The 12 Day Detox is here. Sign up now for May 25th cleanse. Space is limited. This detox comes at just the perfect time. Reprogram your body and mind as we move into the new season of spring. This is your time of rejuvenation and renewal.This is not a juice fast, or a detox based on deprivation.

Jen Pastiloff is the founder of The Manifest-Station. Join her in Tuscany for her annual Manifestation Retreat. Click the Tuscan hills above. No yoga experience required. Only requirement: Just be a human being. Yoga + Writing + Connection. We go deep. Bring an open heart and a sense of humor- that's it! Summer or Fall 2015. It is LIFE CHANGING!

Jen Pastiloff is the founder of The Manifest-Station. Join her in Tuscany for her annual Manifestation Retreat. Click the Tuscan hills above. No yoga experience required. Only requirement: Just be a human being. Yoga + Writing + Connection. We go deep. Bring an open heart and a sense of humor- that’s it! Summer or Fall 2015. It is LIFE CHANGING!
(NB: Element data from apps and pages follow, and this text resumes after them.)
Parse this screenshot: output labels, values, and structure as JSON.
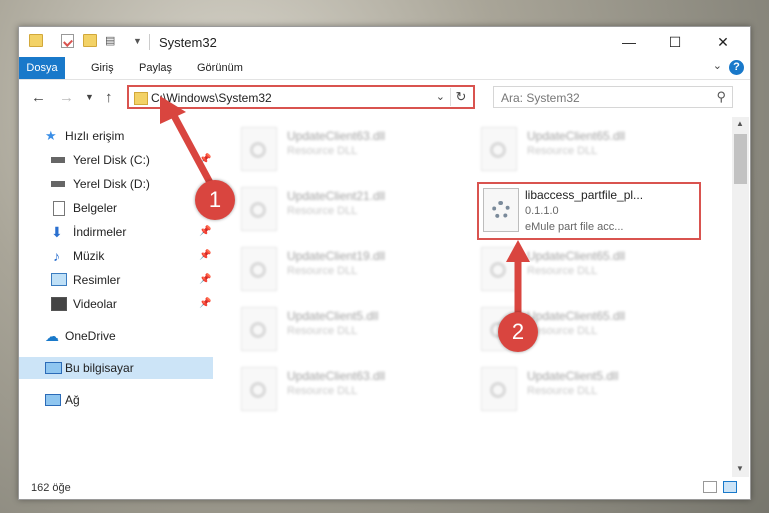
{
  "window": {
    "title": "System32",
    "controls": {
      "minimize": "—",
      "maximize": "☐",
      "close": "✕"
    }
  },
  "ribbon": {
    "tabs": [
      "Dosya",
      "Giriş",
      "Paylaş",
      "Görünüm"
    ],
    "help": "?"
  },
  "navigation": {
    "address": "C:\\Windows\\System32",
    "search_placeholder": "Ara: System32"
  },
  "sidebar": {
    "items": [
      {
        "label": "Hızlı erişim",
        "icon": "star-icon"
      },
      {
        "label": "Yerel Disk (C:)",
        "icon": "drive-icon",
        "pinned": true
      },
      {
        "label": "Yerel Disk (D:)",
        "icon": "drive-icon"
      },
      {
        "label": "Belgeler",
        "icon": "document-icon",
        "pinned": true
      },
      {
        "label": "İndirmeler",
        "icon": "download-icon",
        "pinned": true
      },
      {
        "label": "Müzik",
        "icon": "music-icon",
        "pinned": true
      },
      {
        "label": "Resimler",
        "icon": "pictures-icon",
        "pinned": true
      },
      {
        "label": "Videolar",
        "icon": "videos-icon",
        "pinned": true
      },
      {
        "label": "OneDrive",
        "icon": "cloud-icon"
      },
      {
        "label": "Bu bilgisayar",
        "icon": "computer-icon",
        "selected": true
      },
      {
        "label": "Ağ",
        "icon": "network-icon"
      }
    ]
  },
  "files": [
    {
      "name": "UpdateClient63.dll",
      "desc": "Resource DLL"
    },
    {
      "name": "UpdateClient65.dll",
      "desc": "Resource DLL"
    },
    {
      "name": "UpdateClient21.dll",
      "desc": "Resource DLL"
    },
    {
      "name": "UpdateClient19.dll",
      "desc": "Resource DLL"
    },
    {
      "name": "UpdateClient65.dll",
      "desc": "Resource DLL"
    },
    {
      "name": "UpdateClient5.dll",
      "desc": "Resource DLL"
    },
    {
      "name": "UpdateClient65.dll",
      "desc": "Resource DLL"
    },
    {
      "name": "UpdateClient63.dll",
      "desc": "Resource DLL"
    },
    {
      "name": "UpdateClient5.dll",
      "desc": "Resource DLL"
    }
  ],
  "highlighted_file": {
    "name": "libaccess_partfile_pl...",
    "version": "0.1.1.0",
    "desc": "eMule part file acc..."
  },
  "status": {
    "count": "162 öğe"
  },
  "callouts": [
    "1",
    "2"
  ],
  "colors": {
    "accent": "#1979ca",
    "annotation": "#d9453f"
  }
}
Do you want the space and joy to get back into your body? To get into your words and stories?  Join Jen Pastiloff and best-selling author Lidia Yuknavitch over Labor Day weekend 2015 for their 2nd Writing & The Body Retreat in Ojai, California following their last one, which sold out in 48 hours. You do NOT have to be a writer or a yogi.  "So I’ve finally figured out how to describe Jen Pastiloff's Writing and the Body yoga retreat with Lidia Yuknavitch. It’s story-letting, like blood-letting but more medically accurate: Bleed out the stories that hold you down, get held in the telling by a roomful of amazing women whose stories gut you, guide you. Move them through your body with poses, music, Jen’s booming voice, Lidia’s literary I’m-not-sorry. Write renewed, truthful. Float-stumble home. Keep writing." ~ Pema Rocker, attendee of Writing & The Body Feb 2015
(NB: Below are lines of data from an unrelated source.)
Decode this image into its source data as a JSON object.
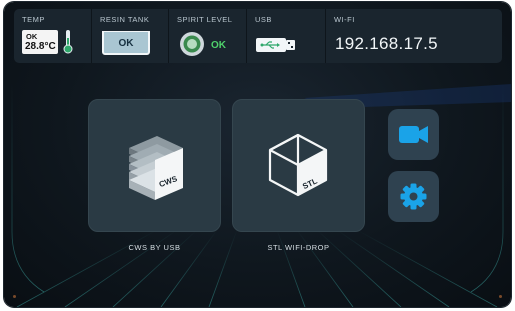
{
  "status_bar": {
    "temp": {
      "title": "TEMP",
      "status": "OK",
      "value": "28.8°C"
    },
    "resin_tank": {
      "title": "RESIN TANK",
      "status": "OK"
    },
    "spirit_level": {
      "title": "SPIRIT LEVEL",
      "status": "OK"
    },
    "usb": {
      "title": "USB"
    },
    "wifi": {
      "title": "WI-FI",
      "ip": "192.168.17.5"
    }
  },
  "main": {
    "cws_tile": {
      "label": "CWS BY USB",
      "icon_text": "CWS"
    },
    "stl_tile": {
      "label": "STL WIFI-DROP",
      "icon_text": "STL"
    }
  },
  "side_buttons": {
    "video": {
      "icon": "video-camera-icon"
    },
    "settings": {
      "icon": "gear-icon"
    }
  },
  "colors": {
    "background": "#0f171e",
    "panel": "#1a252e",
    "tile": "#2a3a44",
    "accent_blue": "#1aa3e8",
    "ok_green": "#4fd16b"
  }
}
Do you want the space and joy to get back into your body?
To get into your words and stories? Join Jen Pastiloff and best-selling author Lidia Yuknavitch over Labor Day weekend 2015 for their 2nd Writing & The Body Retreat in Ojai, California following their last one, which sold out in 48 hours. You do NOT have to be a writer or a yogi.
“So I’ve finally figured out how to describe Jen Pastiloff’s Writing and the Body yoga retreat with Lidia Yuknavitch. It’s story-letting, like blood-letting but more medically accurate: Bleed out the stories that hold you down, get held in the telling by a roomful of amazing women whose stories gut you, guide you. Move them through your body with poses, music, Jen’s booming voice, Lidia’s literary I’m-not-sorry. Write renewed, truthful. Float-stumble home. Keep writing.” ~ Pema Rocker, attendee of Writing & The Body Feb 2015

Video

The One on The Ego. And Yes, There Is Enough.

May 27, 2013

please don’t forget to spread the word about my contest. Keep tweeting Oprah for me. Here is link http://manifestationyoga.com/5mostbeautifulthings-contest-win-a-retreat-more-details-here/. Love you guys. Enjoy your long weekend xoxo jen